The Metamorphosis: Use of Comedy and Irony

1018 words 5 pages
<center><b>To what extent did Kafka use comedy/irony to develop his tragic, cynical view of society and family?</b></center><br><br>Gregor Samsa, a young traveling salesman who lives with and financially supports his parents and younger sister, Grete, wakes up one morning to find "himself changed in his bed into a monstrous vermin" or insect. At first, to my surprise, he is preoccupied with practical, everyday concerns: How to get out of bed and walk with his numerous legs? Can he still make it to the office on time? <br><br>Most persons would be devastated to find themselves in such a position as Gregor, but he did not seem to care much about himself, but only about his obligations, instead of panicking, he starts cursing his job : "If I …show more content…

Mr. Samsa, an "old man" who stayed at home and relied on his son for financial support, suddenly changes to a bank official who is "holding himself very erect".<br><br>I find it very ironic in this book that you can see the imminent rebellion of the son against the father. Due to the father's failure, Gregor became strong and crippled his father's self-esteem when he took over his position in the family. But after the metamorphosis, the whole thing reverses: the son becomes weak and the father takes over, the father even kills him. <br><br>Even though the family tries to cope with the fact that their benefactor is no longer able to take care of them, and try to contain the damage, in the process, they all begin to change their own lives. Grete also gets a job and seems to be on the verge of a new life.<br><br>It is ironic how Gregor's predicament is much like that of any person suffering from severe illness or disability. In Gregor's new identity, his senses completely change, his eyesight, his hearing, his voice. Some of Gregor's changes are generated from within, others are conditioned by the world's reactions to his metamorphosis. <br><br>This all points to the inevitable, when one changes, the world around him/her changes as well. <br><br>Kafka used an awful lot of irony and also some comedy to point out how society works.

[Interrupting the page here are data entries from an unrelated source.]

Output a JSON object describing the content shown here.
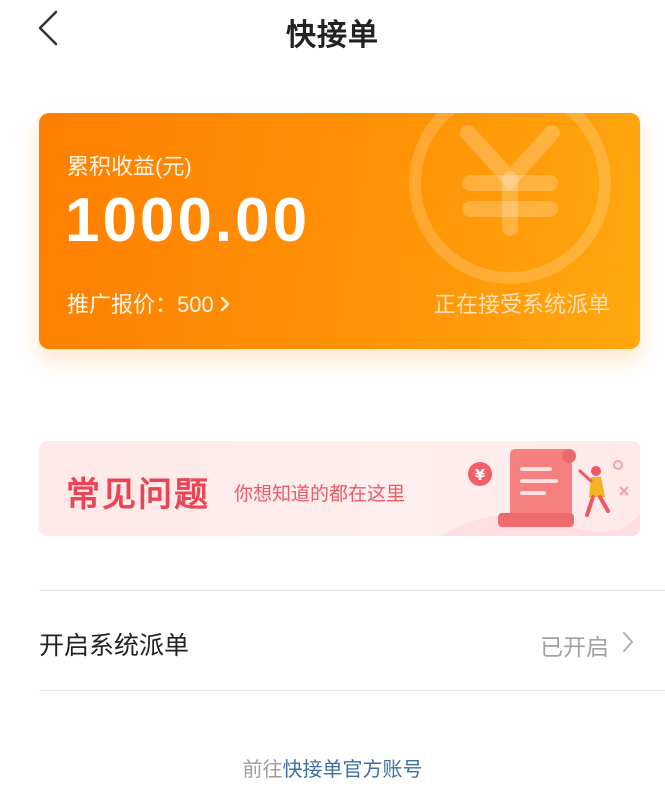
{
  "nav": {
    "title": "快接单"
  },
  "earnings": {
    "label": "累积收益(元)",
    "amount": "1000.00",
    "promo_label": "推广报价：",
    "promo_value": "500",
    "status": "正在接受系统派单"
  },
  "faq": {
    "title": "常见问题",
    "subtitle": "你想知道的都在这里",
    "art_symbol": "¥"
  },
  "dispatch": {
    "label": "开启系统派单",
    "value": "已开启"
  },
  "footer": {
    "prefix": "前往",
    "link": "快接单官方账号"
  },
  "colors": {
    "card_start": "#ff7f00",
    "card_end": "#ffa80f",
    "faq_title": "#ea4455",
    "link": "#3e6fa0"
  }
}
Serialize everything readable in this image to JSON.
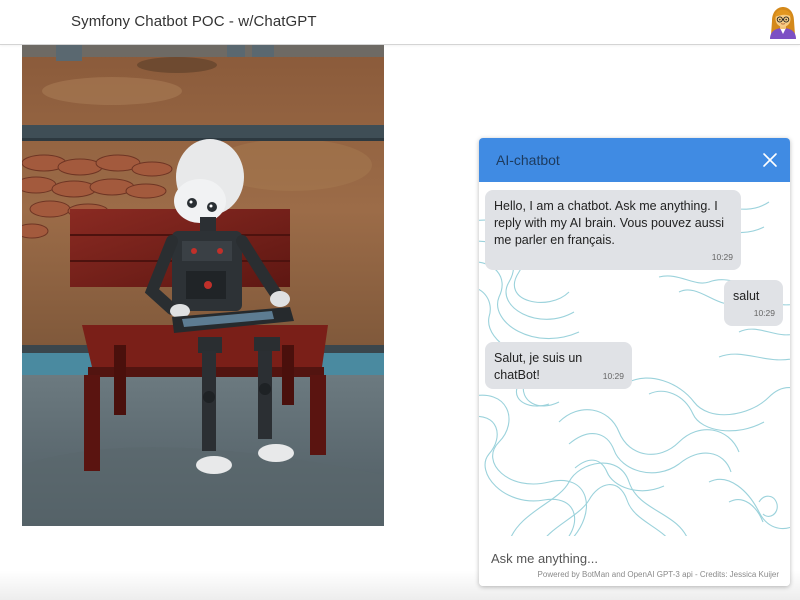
{
  "header": {
    "title": "Symfony Chatbot POC - w/ChatGPT",
    "avatar_icon": "woman-avatar-icon"
  },
  "hero_image": {
    "description_icon": "robot-on-bench-photo"
  },
  "chat": {
    "title": "AI-chatbot",
    "close_icon": "close-icon",
    "accent_color": "#408be3",
    "messages": [
      {
        "sender": "bot",
        "text": "Hello, I am a chatbot. Ask me anything. I reply with my AI brain. Vous pouvez aussi me parler en français.",
        "time": "10:29"
      },
      {
        "sender": "user",
        "text": "salut",
        "time": "10:29"
      },
      {
        "sender": "bot",
        "text": "Salut, je suis un chatBot!",
        "time": "10:29"
      }
    ],
    "input": {
      "placeholder": "Ask me anything...",
      "value": ""
    },
    "credits": "Powered by BotMan and OpenAI GPT-3 api - Credits: Jessica Kuijer"
  }
}
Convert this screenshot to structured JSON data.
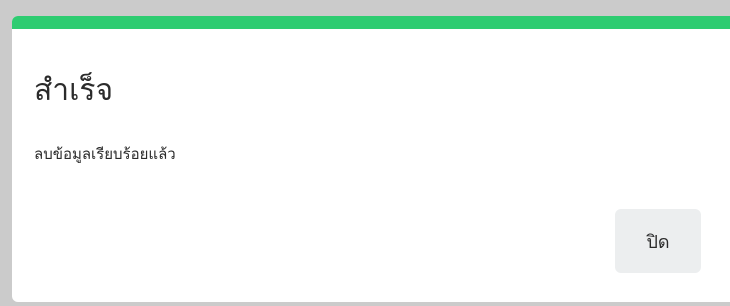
{
  "modal": {
    "title": "สำเร็จ",
    "message": "ลบข้อมูลเรียบร้อยแล้ว",
    "close_label": "ปิด",
    "accent_color": "#2ecc71",
    "status": "success"
  }
}
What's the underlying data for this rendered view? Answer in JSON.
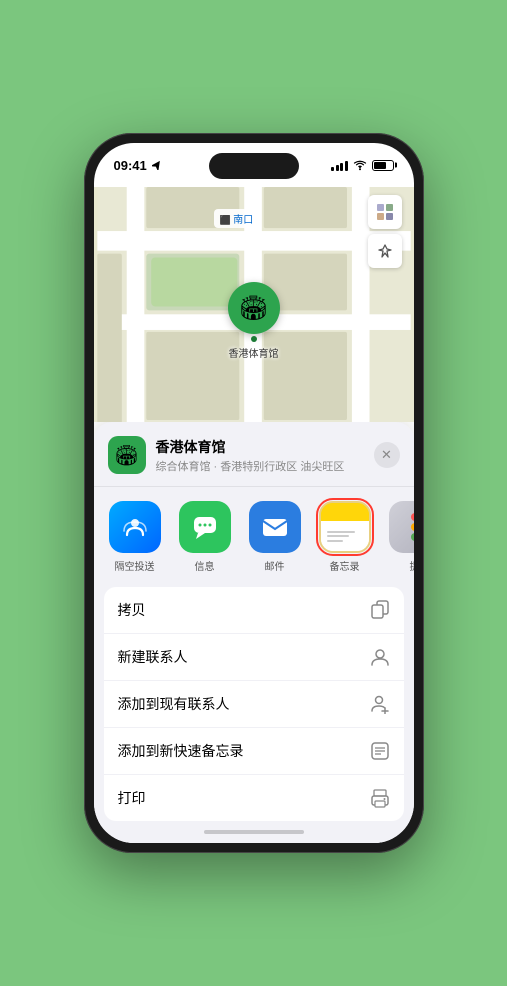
{
  "statusBar": {
    "time": "09:41",
    "locationArrow": "▶"
  },
  "mapLabel": "南口",
  "venuePinEmoji": "🏟",
  "venuePinLabel": "香港体育馆",
  "controls": {
    "mapIcon": "🗺",
    "locationIcon": "➤"
  },
  "venueInfo": {
    "name": "香港体育馆",
    "desc": "综合体育馆 · 香港特别行政区 油尖旺区",
    "icon": "🏟"
  },
  "shareIcons": [
    {
      "id": "airdrop",
      "label": "隔空投送",
      "type": "airdrop"
    },
    {
      "id": "message",
      "label": "信息",
      "type": "message"
    },
    {
      "id": "mail",
      "label": "邮件",
      "type": "mail"
    },
    {
      "id": "notes",
      "label": "备忘录",
      "type": "notes"
    },
    {
      "id": "more",
      "label": "提",
      "type": "more"
    }
  ],
  "actionItems": [
    {
      "label": "拷贝",
      "icon": "copy"
    },
    {
      "label": "新建联系人",
      "icon": "person"
    },
    {
      "label": "添加到现有联系人",
      "icon": "person-add"
    },
    {
      "label": "添加到新快速备忘录",
      "icon": "quicknote"
    },
    {
      "label": "打印",
      "icon": "print"
    }
  ]
}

How


  • A Midsummer Night's Dream: Critical Analysis
    3093 words | 13 pages